Pictures stay out of the copy. Everything else in the records must be repeated exactly.
☆ ☆ ☆ ☆ ☆
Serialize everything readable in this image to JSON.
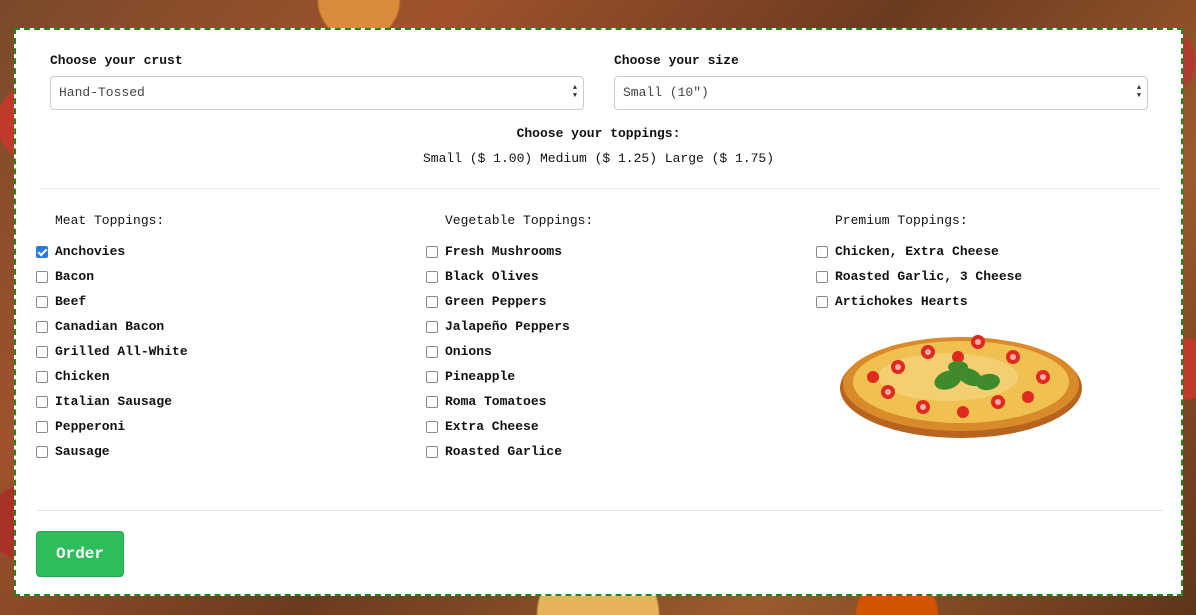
{
  "crust": {
    "label": "Choose your crust",
    "selected": "Hand-Tossed"
  },
  "size": {
    "label": "Choose your size",
    "selected": "Small (10\")"
  },
  "toppings": {
    "title": "Choose your toppings:",
    "prices": "Small ($ 1.00) Medium ($ 1.25) Large ($ 1.75)",
    "meat": {
      "heading": "Meat Toppings:",
      "items": [
        {
          "label": "Anchovies",
          "checked": true
        },
        {
          "label": "Bacon",
          "checked": false
        },
        {
          "label": "Beef",
          "checked": false
        },
        {
          "label": "Canadian Bacon",
          "checked": false
        },
        {
          "label": "Grilled All-White",
          "checked": false
        },
        {
          "label": "Chicken",
          "checked": false
        },
        {
          "label": "Italian Sausage",
          "checked": false
        },
        {
          "label": "Pepperoni",
          "checked": false
        },
        {
          "label": "Sausage",
          "checked": false
        }
      ]
    },
    "vegetable": {
      "heading": "Vegetable Toppings:",
      "items": [
        {
          "label": "Fresh Mushrooms",
          "checked": false
        },
        {
          "label": "Black Olives",
          "checked": false
        },
        {
          "label": "Green Peppers",
          "checked": false
        },
        {
          "label": "Jalapeño Peppers",
          "checked": false
        },
        {
          "label": "Onions",
          "checked": false
        },
        {
          "label": "Pineapple",
          "checked": false
        },
        {
          "label": "Roma Tomatoes",
          "checked": false
        },
        {
          "label": "Extra Cheese",
          "checked": false
        },
        {
          "label": "Roasted Garlice",
          "checked": false
        }
      ]
    },
    "premium": {
      "heading": "Premium Toppings:",
      "items": [
        {
          "label": "Chicken, Extra Cheese",
          "checked": false
        },
        {
          "label": "Roasted Garlic, 3 Cheese",
          "checked": false
        },
        {
          "label": "Artichokes Hearts",
          "checked": false
        }
      ]
    }
  },
  "order_button": {
    "label": "Order"
  },
  "colors": {
    "card_border": "#1a8a1a",
    "checkbox_checked": "#2a7ae4",
    "order_button": "#2dbd5a"
  }
}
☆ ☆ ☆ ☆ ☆
▶ **Exercise response**:
Serialize everything readable in this image to JSON.
{
  "crust": {
    "label": "Choose your crust",
    "selected": "Hand-Tossed"
  },
  "size": {
    "label": "Choose your size",
    "selected": "Small (10\")"
  },
  "toppings": {
    "title": "Choose your toppings:",
    "prices": "Small ($ 1.00) Medium ($ 1.25) Large ($ 1.75)",
    "meat": {
      "heading": "Meat Toppings:",
      "items": [
        {
          "label": "Anchovies",
          "checked": true
        },
        {
          "label": "Bacon",
          "checked": false
        },
        {
          "label": "Beef",
          "checked": false
        },
        {
          "label": "Canadian Bacon",
          "checked": false
        },
        {
          "label": "Grilled All-White",
          "checked": false
        },
        {
          "label": "Chicken",
          "checked": false
        },
        {
          "label": "Italian Sausage",
          "checked": false
        },
        {
          "label": "Pepperoni",
          "checked": false
        },
        {
          "label": "Sausage",
          "checked": false
        }
      ]
    },
    "vegetable": {
      "heading": "Vegetable Toppings:",
      "items": [
        {
          "label": "Fresh Mushrooms",
          "checked": false
        },
        {
          "label": "Black Olives",
          "checked": false
        },
        {
          "label": "Green Peppers",
          "checked": false
        },
        {
          "label": "Jalapeño Peppers",
          "checked": false
        },
        {
          "label": "Onions",
          "checked": false
        },
        {
          "label": "Pineapple",
          "checked": false
        },
        {
          "label": "Roma Tomatoes",
          "checked": false
        },
        {
          "label": "Extra Cheese",
          "checked": false
        },
        {
          "label": "Roasted Garlice",
          "checked": false
        }
      ]
    },
    "premium": {
      "heading": "Premium Toppings:",
      "items": [
        {
          "label": "Chicken, Extra Cheese",
          "checked": false
        },
        {
          "label": "Roasted Garlic, 3 Cheese",
          "checked": false
        },
        {
          "label": "Artichokes Hearts",
          "checked": false
        }
      ]
    }
  },
  "order_button": {
    "label": "Order"
  },
  "colors": {
    "card_border": "#1a8a1a",
    "checkbox_checked": "#2a7ae4",
    "order_button": "#2dbd5a"
  }
}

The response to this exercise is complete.